### WHAT THE EXERCISE ASKS
Locate the word "Ethernet" in the data below, then copy every line that holds it.

### PROVIDED DATA

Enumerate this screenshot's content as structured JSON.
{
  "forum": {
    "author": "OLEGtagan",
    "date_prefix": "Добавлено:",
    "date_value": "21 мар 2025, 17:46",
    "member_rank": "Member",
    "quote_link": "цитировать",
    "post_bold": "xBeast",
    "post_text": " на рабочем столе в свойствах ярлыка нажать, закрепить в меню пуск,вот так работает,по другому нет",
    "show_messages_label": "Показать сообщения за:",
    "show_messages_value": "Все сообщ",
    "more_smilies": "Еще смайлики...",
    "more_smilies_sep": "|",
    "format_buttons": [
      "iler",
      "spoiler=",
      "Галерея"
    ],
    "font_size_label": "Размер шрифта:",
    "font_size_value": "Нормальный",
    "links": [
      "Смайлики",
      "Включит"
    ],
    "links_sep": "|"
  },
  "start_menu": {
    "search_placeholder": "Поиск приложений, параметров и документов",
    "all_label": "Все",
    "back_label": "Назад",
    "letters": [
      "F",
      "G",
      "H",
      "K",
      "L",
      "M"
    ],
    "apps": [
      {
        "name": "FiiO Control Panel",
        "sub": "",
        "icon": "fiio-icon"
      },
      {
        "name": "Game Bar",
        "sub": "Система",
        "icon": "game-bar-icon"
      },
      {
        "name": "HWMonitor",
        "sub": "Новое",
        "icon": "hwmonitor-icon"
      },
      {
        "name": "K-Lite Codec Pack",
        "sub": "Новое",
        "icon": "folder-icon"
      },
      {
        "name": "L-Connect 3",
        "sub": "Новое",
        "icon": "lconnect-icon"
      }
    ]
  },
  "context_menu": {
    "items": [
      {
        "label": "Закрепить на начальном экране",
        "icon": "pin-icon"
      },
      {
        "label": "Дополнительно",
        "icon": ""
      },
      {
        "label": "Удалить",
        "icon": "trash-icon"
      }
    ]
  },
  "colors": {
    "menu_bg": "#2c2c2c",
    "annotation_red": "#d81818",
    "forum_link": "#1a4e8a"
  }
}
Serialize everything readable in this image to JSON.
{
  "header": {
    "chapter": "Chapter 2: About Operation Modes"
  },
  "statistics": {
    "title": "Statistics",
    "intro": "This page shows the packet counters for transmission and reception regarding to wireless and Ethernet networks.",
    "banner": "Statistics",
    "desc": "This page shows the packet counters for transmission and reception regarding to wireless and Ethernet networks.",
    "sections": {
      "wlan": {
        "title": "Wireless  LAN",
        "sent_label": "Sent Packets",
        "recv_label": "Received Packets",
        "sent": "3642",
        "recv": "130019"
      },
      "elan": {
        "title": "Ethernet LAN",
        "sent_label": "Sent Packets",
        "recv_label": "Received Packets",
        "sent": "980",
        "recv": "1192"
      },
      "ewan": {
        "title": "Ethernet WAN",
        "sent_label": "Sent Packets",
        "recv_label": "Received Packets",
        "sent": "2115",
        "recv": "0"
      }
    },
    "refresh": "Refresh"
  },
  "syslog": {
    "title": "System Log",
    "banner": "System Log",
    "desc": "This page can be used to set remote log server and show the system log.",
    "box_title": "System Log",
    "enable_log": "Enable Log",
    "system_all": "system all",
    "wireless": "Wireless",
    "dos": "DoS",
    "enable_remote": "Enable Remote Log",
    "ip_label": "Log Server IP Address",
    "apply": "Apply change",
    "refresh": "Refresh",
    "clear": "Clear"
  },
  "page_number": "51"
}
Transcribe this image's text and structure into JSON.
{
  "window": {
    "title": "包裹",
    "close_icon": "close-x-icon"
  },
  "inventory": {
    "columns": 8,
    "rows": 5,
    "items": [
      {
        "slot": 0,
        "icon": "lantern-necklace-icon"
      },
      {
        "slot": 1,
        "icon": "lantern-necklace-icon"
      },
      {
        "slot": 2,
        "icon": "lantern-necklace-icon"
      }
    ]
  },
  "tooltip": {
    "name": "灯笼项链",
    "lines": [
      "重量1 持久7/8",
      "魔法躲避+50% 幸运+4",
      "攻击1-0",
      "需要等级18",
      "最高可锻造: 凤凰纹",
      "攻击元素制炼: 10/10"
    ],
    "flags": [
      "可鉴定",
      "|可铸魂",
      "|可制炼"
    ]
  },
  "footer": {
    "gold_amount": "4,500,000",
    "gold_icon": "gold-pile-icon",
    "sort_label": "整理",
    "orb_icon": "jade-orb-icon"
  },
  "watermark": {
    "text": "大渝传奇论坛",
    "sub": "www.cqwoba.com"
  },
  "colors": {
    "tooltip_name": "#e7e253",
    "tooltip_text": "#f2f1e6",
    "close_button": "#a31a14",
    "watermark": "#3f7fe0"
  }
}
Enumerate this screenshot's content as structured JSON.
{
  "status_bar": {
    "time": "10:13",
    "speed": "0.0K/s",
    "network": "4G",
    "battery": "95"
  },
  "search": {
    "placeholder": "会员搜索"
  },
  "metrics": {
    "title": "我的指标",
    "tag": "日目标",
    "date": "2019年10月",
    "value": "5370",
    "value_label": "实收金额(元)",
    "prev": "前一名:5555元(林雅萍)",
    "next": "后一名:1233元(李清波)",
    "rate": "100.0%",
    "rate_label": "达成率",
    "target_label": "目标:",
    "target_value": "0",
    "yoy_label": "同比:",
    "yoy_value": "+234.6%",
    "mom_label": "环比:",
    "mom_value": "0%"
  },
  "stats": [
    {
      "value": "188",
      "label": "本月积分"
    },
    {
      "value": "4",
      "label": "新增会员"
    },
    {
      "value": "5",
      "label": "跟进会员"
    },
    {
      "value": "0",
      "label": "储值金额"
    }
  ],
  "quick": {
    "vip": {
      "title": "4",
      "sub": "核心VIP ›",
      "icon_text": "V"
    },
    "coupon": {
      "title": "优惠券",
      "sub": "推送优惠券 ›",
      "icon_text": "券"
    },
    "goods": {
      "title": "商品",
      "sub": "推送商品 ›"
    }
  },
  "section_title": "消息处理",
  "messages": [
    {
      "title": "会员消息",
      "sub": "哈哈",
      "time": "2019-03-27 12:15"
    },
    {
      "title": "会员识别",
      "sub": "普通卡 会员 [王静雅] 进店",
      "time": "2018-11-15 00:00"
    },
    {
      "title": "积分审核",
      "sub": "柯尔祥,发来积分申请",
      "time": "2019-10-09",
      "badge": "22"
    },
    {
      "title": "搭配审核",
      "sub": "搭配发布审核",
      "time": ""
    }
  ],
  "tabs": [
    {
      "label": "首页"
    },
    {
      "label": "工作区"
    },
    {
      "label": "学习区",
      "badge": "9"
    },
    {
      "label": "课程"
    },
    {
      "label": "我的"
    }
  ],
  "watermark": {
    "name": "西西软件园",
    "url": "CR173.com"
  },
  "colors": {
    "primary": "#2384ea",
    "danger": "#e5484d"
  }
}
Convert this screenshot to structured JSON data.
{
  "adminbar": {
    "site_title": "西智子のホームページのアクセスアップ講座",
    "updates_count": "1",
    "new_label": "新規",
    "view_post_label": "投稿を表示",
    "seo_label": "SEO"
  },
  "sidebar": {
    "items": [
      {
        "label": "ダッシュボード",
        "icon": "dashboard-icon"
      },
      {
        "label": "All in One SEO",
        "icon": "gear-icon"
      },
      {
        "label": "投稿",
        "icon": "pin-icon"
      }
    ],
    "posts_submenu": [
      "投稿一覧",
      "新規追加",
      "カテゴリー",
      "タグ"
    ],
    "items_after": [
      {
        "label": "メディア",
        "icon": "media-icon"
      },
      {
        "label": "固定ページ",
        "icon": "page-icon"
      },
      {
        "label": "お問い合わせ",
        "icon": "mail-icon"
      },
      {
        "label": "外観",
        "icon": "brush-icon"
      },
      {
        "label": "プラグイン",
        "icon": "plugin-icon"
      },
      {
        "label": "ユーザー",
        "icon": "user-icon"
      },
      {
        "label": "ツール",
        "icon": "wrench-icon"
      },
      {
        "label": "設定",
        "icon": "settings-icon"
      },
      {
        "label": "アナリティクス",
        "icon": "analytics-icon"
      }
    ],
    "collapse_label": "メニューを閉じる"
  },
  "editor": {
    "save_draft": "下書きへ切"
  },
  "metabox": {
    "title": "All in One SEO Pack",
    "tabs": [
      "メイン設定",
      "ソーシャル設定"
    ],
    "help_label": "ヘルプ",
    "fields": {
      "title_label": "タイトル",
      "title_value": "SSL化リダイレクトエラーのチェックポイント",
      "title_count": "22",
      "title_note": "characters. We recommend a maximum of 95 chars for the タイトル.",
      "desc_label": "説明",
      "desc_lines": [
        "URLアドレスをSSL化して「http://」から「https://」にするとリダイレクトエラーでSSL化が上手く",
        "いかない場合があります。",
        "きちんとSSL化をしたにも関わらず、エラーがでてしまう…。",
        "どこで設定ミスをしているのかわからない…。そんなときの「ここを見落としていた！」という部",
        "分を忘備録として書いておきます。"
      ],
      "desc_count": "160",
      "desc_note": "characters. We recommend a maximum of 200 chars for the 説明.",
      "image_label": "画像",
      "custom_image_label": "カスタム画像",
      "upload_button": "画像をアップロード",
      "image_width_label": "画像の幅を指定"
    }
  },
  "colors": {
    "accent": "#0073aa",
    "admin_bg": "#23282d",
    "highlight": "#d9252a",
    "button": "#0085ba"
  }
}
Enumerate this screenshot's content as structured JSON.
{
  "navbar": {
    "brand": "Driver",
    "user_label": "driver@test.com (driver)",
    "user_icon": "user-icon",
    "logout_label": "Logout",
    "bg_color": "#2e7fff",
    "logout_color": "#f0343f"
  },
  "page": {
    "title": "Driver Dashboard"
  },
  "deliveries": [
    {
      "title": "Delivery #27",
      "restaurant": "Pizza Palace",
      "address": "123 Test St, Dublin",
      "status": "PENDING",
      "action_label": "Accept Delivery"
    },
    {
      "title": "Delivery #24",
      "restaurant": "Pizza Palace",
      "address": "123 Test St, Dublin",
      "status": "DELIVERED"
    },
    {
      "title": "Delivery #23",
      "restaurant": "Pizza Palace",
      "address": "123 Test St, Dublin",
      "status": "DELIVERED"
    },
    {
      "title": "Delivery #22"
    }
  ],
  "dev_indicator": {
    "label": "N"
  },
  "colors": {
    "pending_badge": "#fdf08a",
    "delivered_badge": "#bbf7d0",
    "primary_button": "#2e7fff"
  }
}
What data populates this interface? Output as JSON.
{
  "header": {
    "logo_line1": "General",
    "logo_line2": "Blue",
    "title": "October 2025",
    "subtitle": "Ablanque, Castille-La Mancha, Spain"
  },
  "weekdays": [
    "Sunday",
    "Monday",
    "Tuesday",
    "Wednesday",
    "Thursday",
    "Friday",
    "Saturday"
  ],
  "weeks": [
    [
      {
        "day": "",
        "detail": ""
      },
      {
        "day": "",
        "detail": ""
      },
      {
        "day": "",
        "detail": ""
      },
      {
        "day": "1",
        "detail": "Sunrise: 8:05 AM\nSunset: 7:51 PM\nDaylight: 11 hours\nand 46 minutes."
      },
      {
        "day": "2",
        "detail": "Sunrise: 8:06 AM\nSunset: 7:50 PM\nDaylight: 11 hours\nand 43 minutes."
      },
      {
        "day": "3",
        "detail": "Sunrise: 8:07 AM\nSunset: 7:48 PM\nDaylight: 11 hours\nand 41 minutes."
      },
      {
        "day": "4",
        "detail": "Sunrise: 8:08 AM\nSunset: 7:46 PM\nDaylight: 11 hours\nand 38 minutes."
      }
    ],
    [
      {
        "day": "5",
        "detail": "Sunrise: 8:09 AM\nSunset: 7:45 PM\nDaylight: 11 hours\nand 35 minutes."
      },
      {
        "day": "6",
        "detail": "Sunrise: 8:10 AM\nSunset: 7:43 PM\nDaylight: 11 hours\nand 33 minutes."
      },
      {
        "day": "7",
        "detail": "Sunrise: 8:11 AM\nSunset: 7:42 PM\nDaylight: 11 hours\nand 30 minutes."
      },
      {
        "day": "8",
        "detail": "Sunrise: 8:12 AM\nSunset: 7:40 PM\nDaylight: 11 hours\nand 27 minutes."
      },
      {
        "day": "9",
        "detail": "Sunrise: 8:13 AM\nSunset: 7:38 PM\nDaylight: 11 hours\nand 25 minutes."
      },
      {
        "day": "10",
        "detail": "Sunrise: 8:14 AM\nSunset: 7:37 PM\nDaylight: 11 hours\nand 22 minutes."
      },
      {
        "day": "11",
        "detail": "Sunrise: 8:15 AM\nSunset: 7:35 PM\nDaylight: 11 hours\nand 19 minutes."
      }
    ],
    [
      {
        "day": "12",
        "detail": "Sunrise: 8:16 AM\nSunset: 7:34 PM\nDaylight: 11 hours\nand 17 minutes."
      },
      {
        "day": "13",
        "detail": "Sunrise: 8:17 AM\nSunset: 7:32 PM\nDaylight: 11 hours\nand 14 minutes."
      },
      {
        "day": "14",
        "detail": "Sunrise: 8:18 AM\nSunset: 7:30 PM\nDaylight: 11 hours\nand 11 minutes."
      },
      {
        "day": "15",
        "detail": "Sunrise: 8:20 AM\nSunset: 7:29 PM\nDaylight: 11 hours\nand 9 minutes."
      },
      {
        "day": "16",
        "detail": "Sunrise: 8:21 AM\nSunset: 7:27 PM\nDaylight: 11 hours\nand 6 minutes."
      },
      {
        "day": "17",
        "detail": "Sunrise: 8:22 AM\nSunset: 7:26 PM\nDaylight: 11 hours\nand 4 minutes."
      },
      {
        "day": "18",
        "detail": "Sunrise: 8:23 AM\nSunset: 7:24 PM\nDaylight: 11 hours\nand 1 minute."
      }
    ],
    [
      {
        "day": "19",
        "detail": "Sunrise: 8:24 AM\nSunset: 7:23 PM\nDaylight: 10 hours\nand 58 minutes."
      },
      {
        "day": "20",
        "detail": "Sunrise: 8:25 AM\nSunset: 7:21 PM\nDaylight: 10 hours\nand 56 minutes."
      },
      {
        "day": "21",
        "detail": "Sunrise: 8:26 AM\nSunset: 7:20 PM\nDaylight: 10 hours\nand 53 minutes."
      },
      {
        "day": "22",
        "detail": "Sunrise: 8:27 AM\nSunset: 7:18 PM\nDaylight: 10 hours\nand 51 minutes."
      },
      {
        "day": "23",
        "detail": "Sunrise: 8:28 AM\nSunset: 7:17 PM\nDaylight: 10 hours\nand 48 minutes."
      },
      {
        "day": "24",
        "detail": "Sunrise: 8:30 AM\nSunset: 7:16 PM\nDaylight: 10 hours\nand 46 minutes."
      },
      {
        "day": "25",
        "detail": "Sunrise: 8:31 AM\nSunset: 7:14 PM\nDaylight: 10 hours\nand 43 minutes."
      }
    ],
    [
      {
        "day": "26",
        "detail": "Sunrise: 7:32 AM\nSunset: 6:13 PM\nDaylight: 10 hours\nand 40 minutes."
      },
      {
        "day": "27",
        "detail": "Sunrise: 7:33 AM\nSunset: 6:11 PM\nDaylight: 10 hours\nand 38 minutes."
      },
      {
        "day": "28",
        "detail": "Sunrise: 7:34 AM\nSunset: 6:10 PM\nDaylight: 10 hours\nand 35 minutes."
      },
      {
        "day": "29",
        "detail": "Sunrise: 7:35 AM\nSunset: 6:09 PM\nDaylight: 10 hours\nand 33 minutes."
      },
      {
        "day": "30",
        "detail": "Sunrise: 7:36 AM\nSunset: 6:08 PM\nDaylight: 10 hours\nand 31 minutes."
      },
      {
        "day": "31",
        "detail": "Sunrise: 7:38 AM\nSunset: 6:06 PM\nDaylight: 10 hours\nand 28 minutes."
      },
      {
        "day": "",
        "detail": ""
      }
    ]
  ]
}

### SOLUTION TO THIS EXERCISE
    "intro": "This page shows the packet counters for transmission and reception regarding to wireless and Ethernet networks.",
    "desc": "This page shows the packet counters for transmission and reception regarding to wireless and Ethernet networks.",
        "title": "Ethernet LAN",
        "title": "Ethernet WAN",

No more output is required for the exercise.